It's a piece of cake
June 25, 2008 · Updated 6:38 PM
"John Auburn puts the finishing touches on a $5,000 gingerbread replica of Moscow's St. Basil's Cathedral.Matt Johnson/staff photoLast week, people working at Ken's Korner Mall were practically lined up outside a small bakery tucked into a back corner of one of the mall's hallways. They were there because they wanted to see what a $5,000 gingerbread house looked like.The creator of the gingerbread house, Clinton's John Auburn, showed them. In the middle of a stainless steel counter stood a 3-foot-high gingerbread replica of Moscow's St. Basil's Cathedral, complete with ornate, bulbous-tipped towers, little doors and windows, and minute architectural details like the unique buttresses that can be seen on the actual building. Now, to be accurate, the cathedral replica was not made of actual gingerbread, nor was it completely edible. Built around a cardboard frame and finished with sculptor's chocolate formulated to smell exactly like gingerbread, the unusual baked good is intended to be a holiday table centerpiece for one of Auburn's clients. And, believe it or not, it is a work of art that will endure at least five more years of Christmas parties.It should last quite a few years, he said of his work, pointing out that chocolate has an incredibly long shelf life.Auburn is the owner and only employee of J.W. Desserts, a business specializing in cakes of all kinds. The St. Basil's creation is one of the more complex and expensive pieces Auburn can do. Prior to starting J.W. Desserts last year, Auburn was part owner of Amazing Cakes, a Seattle area bakery that produced impossibly realistic cake sculptures. The business' first job was a replica of the Boeing 777 for the jet's inaugural flight. Other impressive cakes that emerged from Amazing Cakes' ovens included a replica of the World Series trophy, five cake sculptures for the 1996 debates between Bill Clinton and Bob Dole, Ken Griffey Jr.'s wedding cake, and a 7-foot-tall, working and edible replica of a grandfather clock.Auburn said those were exciting days when he produced these works of baked art. But because he was the only baker at Amazing Cakes, the work load took a toll on him. He said 16 hour days with commutes between the mainland and Whidbey Island eventually became too much. So he stopped and brought his baking talents back to Whidbey.An 18-year Clinton resident, Auburn said his new business demands fewer hours and keeps him close to home so he can spend more time with his wife, Susan Ritzner, and his children. I can do this on the island and enjoy my life, he said.He said the new business also allows him to make good cakes for the island people he has called his neighbors for nearly two decades. Working out of a small bakery owned by Cookie Creations, Auburn plans to keep his business on South Whidbey for years to come.During the past year, Auburn has taken the low-key approach to business. He has not advertised, relying on word of mouth to bring in work. The strategy has succeeded.
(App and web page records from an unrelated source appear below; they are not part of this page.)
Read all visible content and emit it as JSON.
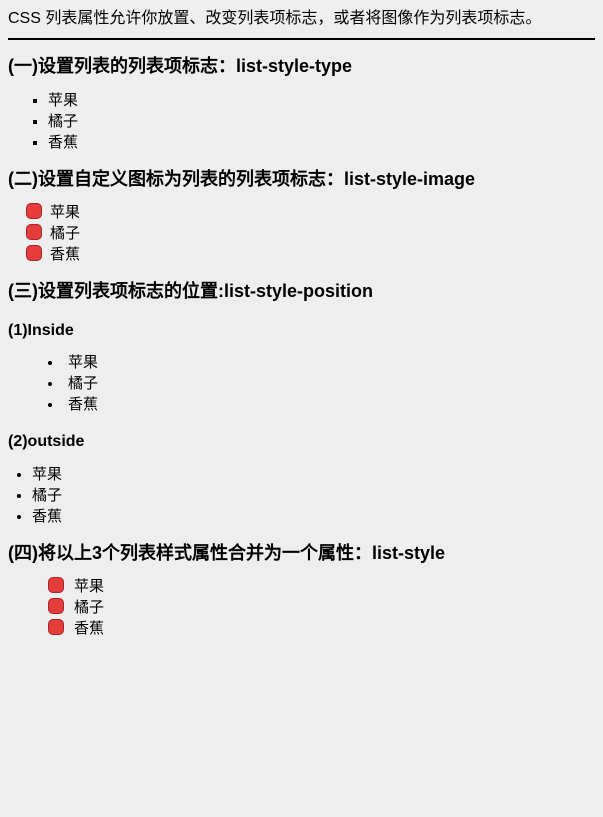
{
  "intro": "CSS 列表属性允许你放置、改变列表项标志，或者将图像作为列表项标志。",
  "sections": {
    "one": {
      "heading": "(一)设置列表的列表项标志：list-style-type",
      "items": [
        "苹果",
        "橘子",
        "香蕉"
      ]
    },
    "two": {
      "heading": "(二)设置自定义图标为列表的列表项标志：list-style-image",
      "items": [
        "苹果",
        "橘子",
        "香蕉"
      ]
    },
    "three": {
      "heading": "(三)设置列表项标志的位置:list-style-position",
      "sub1": {
        "heading": "(1)Inside",
        "items": [
          "苹果",
          "橘子",
          "香蕉"
        ]
      },
      "sub2": {
        "heading": "(2)outside",
        "items": [
          "苹果",
          "橘子",
          "香蕉"
        ]
      }
    },
    "four": {
      "heading": "(四)将以上3个列表样式属性合并为一个属性：list-style",
      "items": [
        "苹果",
        "橘子",
        "香蕉"
      ]
    }
  }
}
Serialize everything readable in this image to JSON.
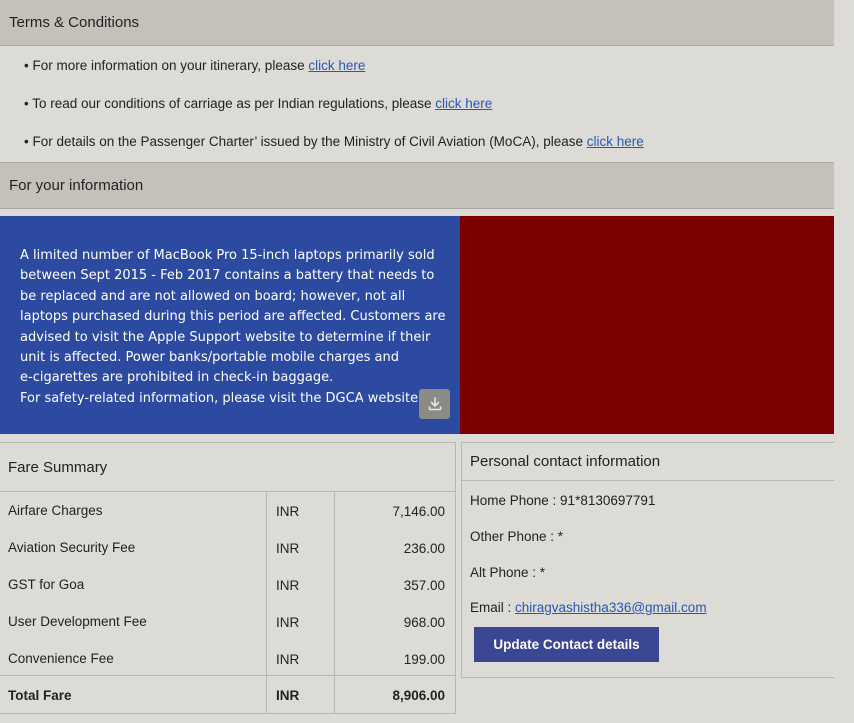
{
  "terms": {
    "header": "Terms & Conditions",
    "bullets": [
      {
        "text": "• For more information on your itinerary, please ",
        "link": "click here"
      },
      {
        "text": "• To read our conditions of carriage as per Indian regulations, please ",
        "link": "click here"
      },
      {
        "text": "• For details on the Passenger Charter’ issued by the Ministry of Civil Aviation (MoCA), please ",
        "link": "click here"
      }
    ]
  },
  "info": {
    "header": "For your information",
    "banner_lines": [
      "A limited number of MacBook Pro 15-inch laptops primarily sold",
      "between Sept 2015 - Feb 2017 contains a battery that needs to",
      "be replaced and are not allowed on board; however, not all",
      "laptops purchased during this period are affected. Customers are",
      "advised to visit the Apple Support website to determine if their",
      "unit is affected. Power banks/portable mobile charges and",
      "e-cigarettes are prohibited in check-in baggage.",
      "For safety-related information, please visit the DGCA website"
    ],
    "banner_left_color": "#2b4aa0",
    "banner_right_color": "#7d0000",
    "download_icon": "download-icon"
  },
  "fare": {
    "title": "Fare Summary",
    "rows": [
      {
        "name": "Airfare Charges",
        "currency": "INR",
        "amount": "7,146.00"
      },
      {
        "name": "Aviation Security Fee",
        "currency": "INR",
        "amount": "236.00"
      },
      {
        "name": "GST for Goa",
        "currency": "INR",
        "amount": "357.00"
      },
      {
        "name": "User Development Fee",
        "currency": "INR",
        "amount": "968.00"
      },
      {
        "name": "Convenience Fee",
        "currency": "INR",
        "amount": "199.00"
      }
    ],
    "total": {
      "name": "Total Fare",
      "currency": "INR",
      "amount": "8,906.00"
    }
  },
  "contact": {
    "title": "Personal contact information",
    "home_phone": "Home Phone : 91*8130697791",
    "other_phone": "Other Phone : *",
    "alt_phone": "Alt Phone : *",
    "email_label": "Email : ",
    "email": "chiragvashistha336@gmail.com",
    "update_button": "Update Contact details"
  }
}
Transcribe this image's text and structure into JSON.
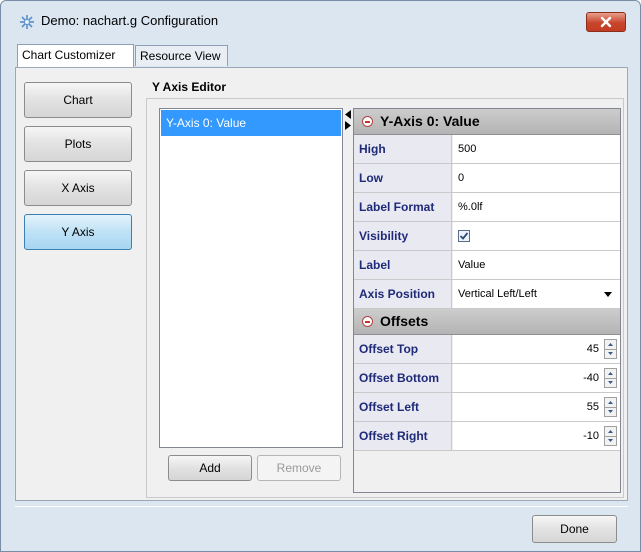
{
  "window": {
    "title": "Demo: nachart.g Configuration"
  },
  "tabs": [
    {
      "label": "Chart Customizer",
      "active": true
    },
    {
      "label": "Resource View",
      "active": false
    }
  ],
  "nav": [
    {
      "label": "Chart",
      "active": false
    },
    {
      "label": "Plots",
      "active": false
    },
    {
      "label": "X Axis",
      "active": false
    },
    {
      "label": "Y Axis",
      "active": true
    }
  ],
  "editor": {
    "title": "Y Axis Editor",
    "axis_list": [
      "Y-Axis 0: Value"
    ],
    "add_label": "Add",
    "remove_label": "Remove"
  },
  "properties": {
    "header": "Y-Axis 0: Value",
    "rows": [
      {
        "name": "High",
        "value": "500"
      },
      {
        "name": "Low",
        "value": "0"
      },
      {
        "name": "Label Format",
        "value": "%.0lf"
      },
      {
        "name": "Visibility",
        "value": ""
      },
      {
        "name": "Label",
        "value": "Value"
      },
      {
        "name": "Axis Position",
        "value": "Vertical Left/Left"
      }
    ],
    "visibility_checked": true,
    "offsets_header": "Offsets",
    "offsets": [
      {
        "name": "Offset Top",
        "value": "45"
      },
      {
        "name": "Offset Bottom",
        "value": "-40"
      },
      {
        "name": "Offset Left",
        "value": "55"
      },
      {
        "name": "Offset Right",
        "value": "-10"
      }
    ]
  },
  "footer": {
    "done_label": "Done"
  },
  "colors": {
    "selection": "#3399ff",
    "property_name": "#1f2a78",
    "close_button": "#c8452c"
  }
}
Auburn baked cakes for 20 weddings this year, as well as for a number of other occasions.He notes that his cakes are not just something pretty to look at. Making cakes with great flavors is his priority. Ever had orange peach schnapps mousse? How about a raspberry or marionberry velvet torte? Or maybe Bailey's chocolate chunk mousse will do the trick. Auburn makes them all, and about two dozen other flavors.Even better, a great cake made by John Auburn does not have to cost thousands or even hundreds of dollars. He makes everything from a basic $10 round cake to a $350 sculpted cake that feeds 20 people.Auburn said he will continue making his high-end cake sculptures for some clients and will be more than happy to pull out his cake sculpting tools to make a work of fudgy, sugary art. "